Hence the weepiness, kind of like intellectual PMS.

But even though our culture is morphing like crazy all around us, I'm like humans in all other times:
I can only take in so much Civilization Crumble, and then I go back to my daily concerns.

Like citizens in Rome after the 410 Vandal invasion. Some writers saw the writing on the wall and waxed eloquent, like Saint Jerome, crabbiest saint ever, who wrote,
"The city which had conquered the whole world was itself conquered."
but pretty soon everyone's thinking, you know, ... the laundry.

Which is a good thing. It's how we've survived as a species through many, many convolutions of culture. We're like:
"OMG! THE SKY IS FALLING!!! OMG, OMG, omg... Hm. I wonder, what's for dinner? Did my roommate, that bastard, eat the leftover chicken?"

So, I put down the book and go for a walk. Then I reapproach the scene and try again.
Today, as part of trying to enter into the fray of the culture, I joined Facebook ...again. I'd hopped on a few months ago and quickly got off when I had nightmares about being back in my high school's cafeteria.

I'm not sure I'd go as far as Wil Wheaton and say "Facebook is evil",
but I do share his concern "that Facebook is training an entire generation that personal privacy isn't as important as it truly is."

(I read Wil's book. It makes up for Wesley Crusher.)

Nonetheless, it is the social communications tool, and that's what I'm researching.
I'm not needing to judge it, just to understand it.
Also, since I'm not really writing much these days (I mean the real creative, sometimes wrenching, work of transformation), I may as well chat with everybody.
I trust my brain--it has always coughed up the imago cells that solidify glop into words, if I give it time. Prying open the cocoon just destroys the whole thing.

In the meantime, I don't know that I'll use it much, but if you want to friend me, please do: Fresca on Facebook.


momo said...

Puddle o' glop! this is a good description of one of those stages of existential transformation: hmmmm, why can't I get off the couch? oh, it's because I feel as if I'm in the throes of change but right now I'm in the puddle o' glop stage.
I have a book which will help put Shirky's stuff in a useful long perspective....

ArtSparker said...

There may be a need for a library for all the books and musical offerings by Star Trek alumni...

Fresca said...

MOMO: The o' makes "puddle o' glop" even better!
Thanks for your help with links and books.
I'm liking the Shirky book but there are so many OTHER perspectives to look at too. It's like a kaleidoscope.

SPARKY: Absolutely! Rocket Man Library!

Margaret said...

The book cover alone is ultrawhelming. Thank gGod for the laundry and the leftover chicken your bastard roommate eats!

And promising puddles.

It's sort of spherical - you go far enough west and you end up east; you think about Civilization Crumble enough and you come 'round to laundry;
(an ST episode is so bad that it shores up on good).

I like your quote of moment---
"things don't really get solved" ---
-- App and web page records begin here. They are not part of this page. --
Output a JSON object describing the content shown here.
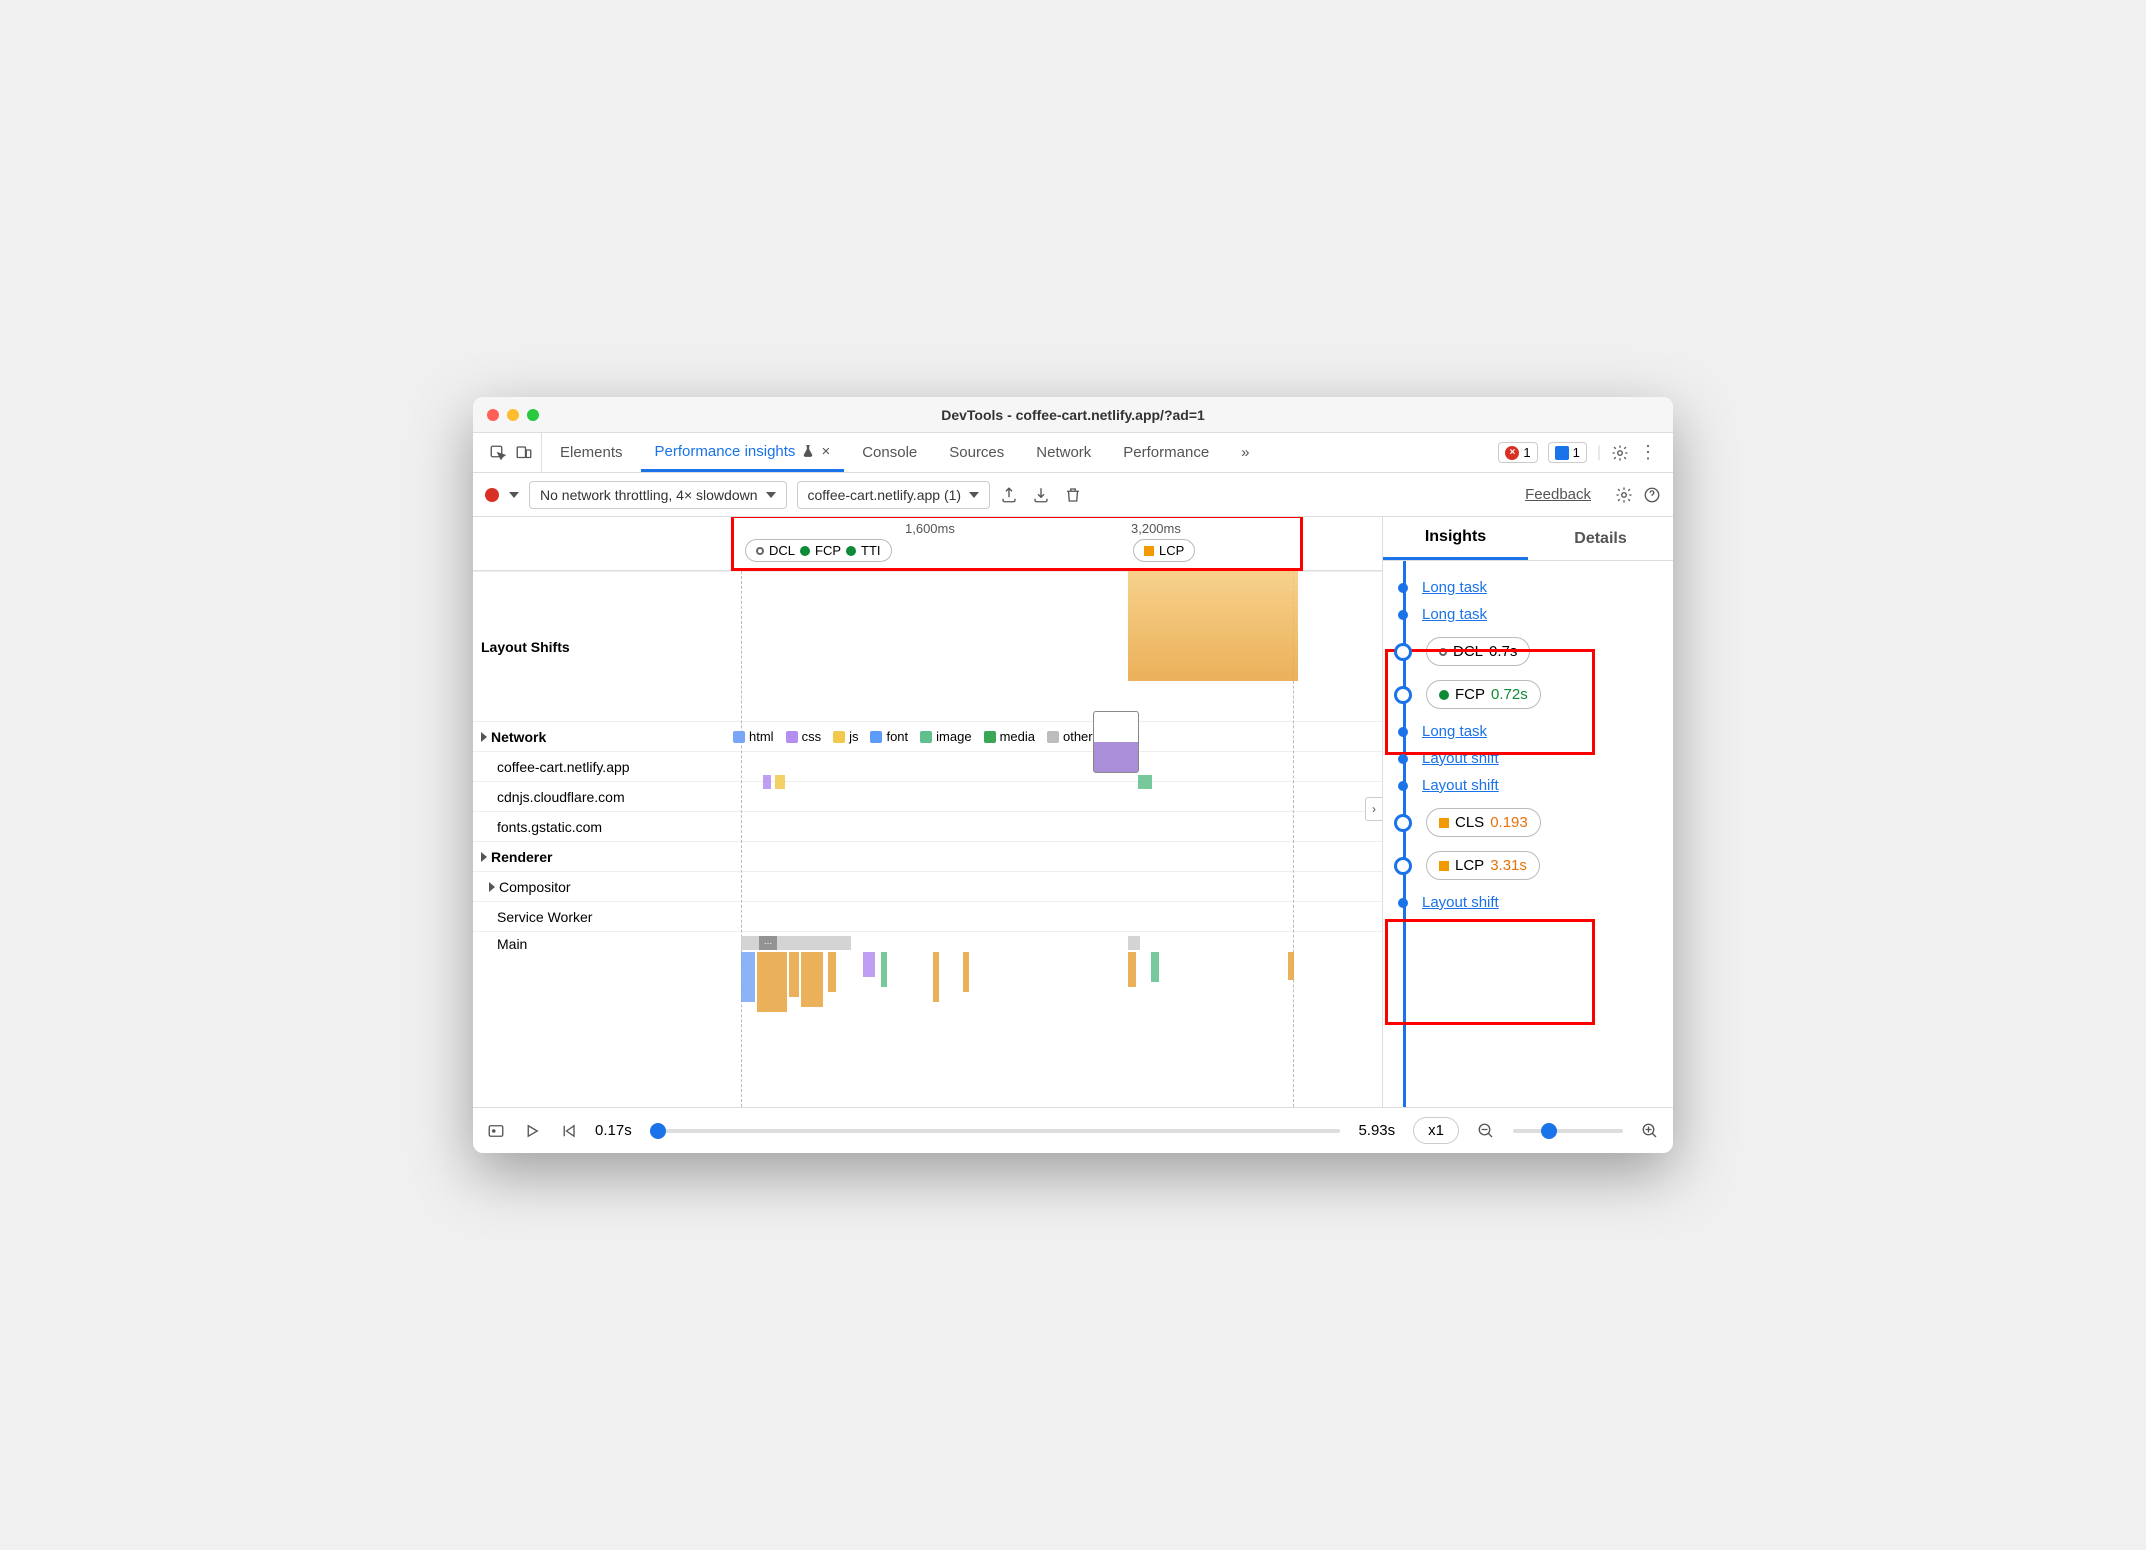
{
  "window": {
    "title": "DevTools - coffee-cart.netlify.app/?ad=1"
  },
  "tabbar": {
    "tabs": [
      "Elements",
      "Performance insights",
      "Console",
      "Sources",
      "Network",
      "Performance"
    ],
    "overflow": "»",
    "errors": "1",
    "messages": "1"
  },
  "toolbar": {
    "throttle": "No network throttling, 4× slowdown",
    "session": "coffee-cart.netlify.app (1)",
    "feedback": "Feedback"
  },
  "ruler": {
    "tick1": "1,600ms",
    "tick2": "3,200ms",
    "pill1_a": "DCL",
    "pill1_b": "FCP",
    "pill1_c": "TTI",
    "pill2": "LCP"
  },
  "tracks": {
    "layout_shifts": "Layout Shifts",
    "network": "Network",
    "legend": {
      "html": "html",
      "css": "css",
      "js": "js",
      "font": "font",
      "image": "image",
      "media": "media",
      "other": "other"
    },
    "net_rows": [
      "coffee-cart.netlify.app",
      "cdnjs.cloudflare.com",
      "fonts.gstatic.com"
    ],
    "renderer": "Renderer",
    "compositor": "Compositor",
    "sw": "Service Worker",
    "main": "Main"
  },
  "insights": {
    "tab1": "Insights",
    "tab2": "Details",
    "items": [
      {
        "kind": "link",
        "text": "Long task"
      },
      {
        "kind": "link",
        "text": "Long task"
      },
      {
        "kind": "pill",
        "marker": "hollow",
        "label": "DCL",
        "value": "0.7s",
        "cls": ""
      },
      {
        "kind": "pill",
        "marker": "green",
        "label": "FCP",
        "value": "0.72s",
        "cls": "val-green"
      },
      {
        "kind": "link",
        "text": "Long task"
      },
      {
        "kind": "link",
        "text": "Layout shift"
      },
      {
        "kind": "link",
        "text": "Layout shift"
      },
      {
        "kind": "pill",
        "marker": "sq",
        "label": "CLS",
        "value": "0.193",
        "cls": "val-orange"
      },
      {
        "kind": "pill",
        "marker": "sq",
        "label": "LCP",
        "value": "3.31s",
        "cls": "val-orange"
      },
      {
        "kind": "link",
        "text": "Layout shift"
      }
    ]
  },
  "bottom": {
    "t_start": "0.17s",
    "t_end": "5.93s",
    "speed": "x1"
  },
  "colors": {
    "html": "#79a6f6",
    "css": "#b48ef0",
    "js": "#f2c94c",
    "font": "#5a9cf8",
    "image": "#5fc08b",
    "media": "#3aa757",
    "other": "#bdbdbd"
  }
}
I am refresh.

Clowncar said...

it's heartening to know you get so enmeshed up and enveloped by the subjects you write about (hey! like a cocoon!). you hear the horror stories of the textbooks coming out of texas. and then I realize there are people like you writing them too. I just hope your books are the ones taught to my kids, not theirs.

your like that Empath chick in Star Trek.

may I say chick?

Jennifer said...

I hear you about Facebook, and I also understand why you feel you have to tackle it--I'm the same way about Twitter, which I can't seem to bring myself to like, but I gamely check it now and then because I have to teach it, so I have to understand it.

Facebook mostly has managed to expose me to EXACTLY THE PEOPLE I WAS HAPPY TO GET AWAY FROM after high school...they show up now and then to make fun of my "big words" and "reading books so much." :/ A valuable reminder of why I'm not still living where I grew up...